There are a lot of great online accounting jobs these days where you can do everything from bookkeeping to taxes. Goats On The Road wrote an excellent article about 10 online accounting jobs you can do abroad that probably covers the topic better then I can, so I’m going to leave it at that.
Customer Service Representative
Since most customer service jobs simply require a phone and internet access, a lot of companies like retail stores, banks, and credit agencies now hire independent contractors to take calls from home, which could just as well be a van. Apparently, it’s a rapidly growing industry due to the “home-shore movement” that is pressuring companies to do less out-sourcing.
I came across this option last month while reading an article about jobs you can do from home. The article recommended a company called UserTesting that pays you (usually $10 per job) to review websites and apps. It sounded pretty good, so I signed up and have earned $60 to date. You simply login to your account and take screeners until you qualify (each website/app is looking for some one with specific qualities, for example, someone who earns a certain amount, works in a certain industry, shops regularly for designer clothing, plays certain games online etc) for a job, then follow a list of instructions that ask you to try certain functions of an app or website while recording your thoughts out loud. When you’re finished you submit the recording and get paid by UserTesting after your recording has been rated. You have to get a four star or higher rating to get paid. However, only two of my six recordings have been rated and I’ve been paid for them all, so not sure what that’s all about. The payment are via PayPal. The biggest downside with UserTesting is that you do have to do a lot of screeners before you qualify for anything. When I looked UserTesting up and read through their reviews, they were pretty abysmal and it seemed that the main reason people gave them such poor ratings was that they felt they never qualified for anything. Another company that basically does the same thing is UTest, but they have better reviews and we have a friend who works from home exclusively doing UTest. He really likes it and seems to be earning a decent amount of money, so I signed up for it as well but haven’t finished their online training and therefore haven’t done any work yet. I’ll post an update when I do though and let you know if it’s as good as it sounds!
Apparently, virtual assistants are one of the fastest growing remote career fields and is something that would be pretty easy to do from a van/the road. While virtual assistants obviously do a lot of different stuff, in general, they provide support to their clients through things like answering emails and phone calls, organizing files, writing letters, coordinating schedules and calendars, and making travel arrangements. Basically just taking care of little administrative stuff so that the client can focus on the larger aspects of their job/life. Average pay is anywhere from $10-$30 per hour.
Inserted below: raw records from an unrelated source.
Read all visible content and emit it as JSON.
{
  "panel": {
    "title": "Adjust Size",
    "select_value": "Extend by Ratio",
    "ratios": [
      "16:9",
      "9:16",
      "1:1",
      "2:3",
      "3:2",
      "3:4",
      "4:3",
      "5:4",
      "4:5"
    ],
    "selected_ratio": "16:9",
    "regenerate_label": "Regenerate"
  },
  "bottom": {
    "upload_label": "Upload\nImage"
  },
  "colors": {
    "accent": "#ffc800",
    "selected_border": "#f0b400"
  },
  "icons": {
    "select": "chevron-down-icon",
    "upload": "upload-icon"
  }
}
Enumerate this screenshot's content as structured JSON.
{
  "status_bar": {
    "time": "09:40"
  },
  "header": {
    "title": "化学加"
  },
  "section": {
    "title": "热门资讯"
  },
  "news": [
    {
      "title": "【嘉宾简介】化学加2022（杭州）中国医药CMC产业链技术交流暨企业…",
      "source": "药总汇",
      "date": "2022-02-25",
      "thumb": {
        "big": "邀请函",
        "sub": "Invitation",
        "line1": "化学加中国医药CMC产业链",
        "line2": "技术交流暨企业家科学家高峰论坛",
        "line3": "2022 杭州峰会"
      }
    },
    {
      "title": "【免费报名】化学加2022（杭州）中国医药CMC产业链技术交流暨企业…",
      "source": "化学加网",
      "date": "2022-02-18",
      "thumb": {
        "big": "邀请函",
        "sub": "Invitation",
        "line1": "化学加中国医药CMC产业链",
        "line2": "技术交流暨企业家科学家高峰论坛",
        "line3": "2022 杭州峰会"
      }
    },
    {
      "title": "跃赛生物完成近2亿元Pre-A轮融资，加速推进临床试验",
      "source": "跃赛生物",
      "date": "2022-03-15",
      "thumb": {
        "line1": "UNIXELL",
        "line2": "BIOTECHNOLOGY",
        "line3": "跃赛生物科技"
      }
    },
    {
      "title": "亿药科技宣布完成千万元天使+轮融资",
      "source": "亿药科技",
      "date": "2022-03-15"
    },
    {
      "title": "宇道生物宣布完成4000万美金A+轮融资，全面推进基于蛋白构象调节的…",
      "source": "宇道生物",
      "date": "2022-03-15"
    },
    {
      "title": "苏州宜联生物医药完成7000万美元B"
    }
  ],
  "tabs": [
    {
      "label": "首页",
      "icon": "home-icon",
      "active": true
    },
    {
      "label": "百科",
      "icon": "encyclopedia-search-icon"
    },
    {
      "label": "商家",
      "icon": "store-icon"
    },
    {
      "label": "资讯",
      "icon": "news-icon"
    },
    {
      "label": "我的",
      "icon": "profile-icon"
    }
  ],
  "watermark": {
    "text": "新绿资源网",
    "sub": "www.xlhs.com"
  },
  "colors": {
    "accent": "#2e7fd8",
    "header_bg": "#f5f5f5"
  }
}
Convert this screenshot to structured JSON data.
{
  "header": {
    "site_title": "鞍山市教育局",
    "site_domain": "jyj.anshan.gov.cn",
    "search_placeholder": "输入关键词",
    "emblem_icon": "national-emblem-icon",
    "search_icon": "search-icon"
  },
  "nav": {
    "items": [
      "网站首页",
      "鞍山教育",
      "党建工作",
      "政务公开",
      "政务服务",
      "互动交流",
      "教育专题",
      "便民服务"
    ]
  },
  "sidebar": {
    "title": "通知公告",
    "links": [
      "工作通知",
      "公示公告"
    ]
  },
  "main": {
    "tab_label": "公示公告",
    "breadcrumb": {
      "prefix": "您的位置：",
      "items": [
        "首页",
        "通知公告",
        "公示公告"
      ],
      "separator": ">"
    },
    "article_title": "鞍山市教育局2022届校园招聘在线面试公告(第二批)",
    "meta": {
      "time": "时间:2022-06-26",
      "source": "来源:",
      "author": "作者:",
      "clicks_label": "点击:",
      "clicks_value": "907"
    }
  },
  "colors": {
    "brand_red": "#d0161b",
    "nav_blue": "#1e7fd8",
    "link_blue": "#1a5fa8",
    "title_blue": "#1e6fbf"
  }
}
For more information, The Work At Home Wife posted this great article about how to become a virtual assistant that includes a list of companies that hire virtual assistants.
If you work a job from your van or the road that isn’t listed here, we’d love to hear about it! Leave us a comment or send us a message and we’ll be sure to share it.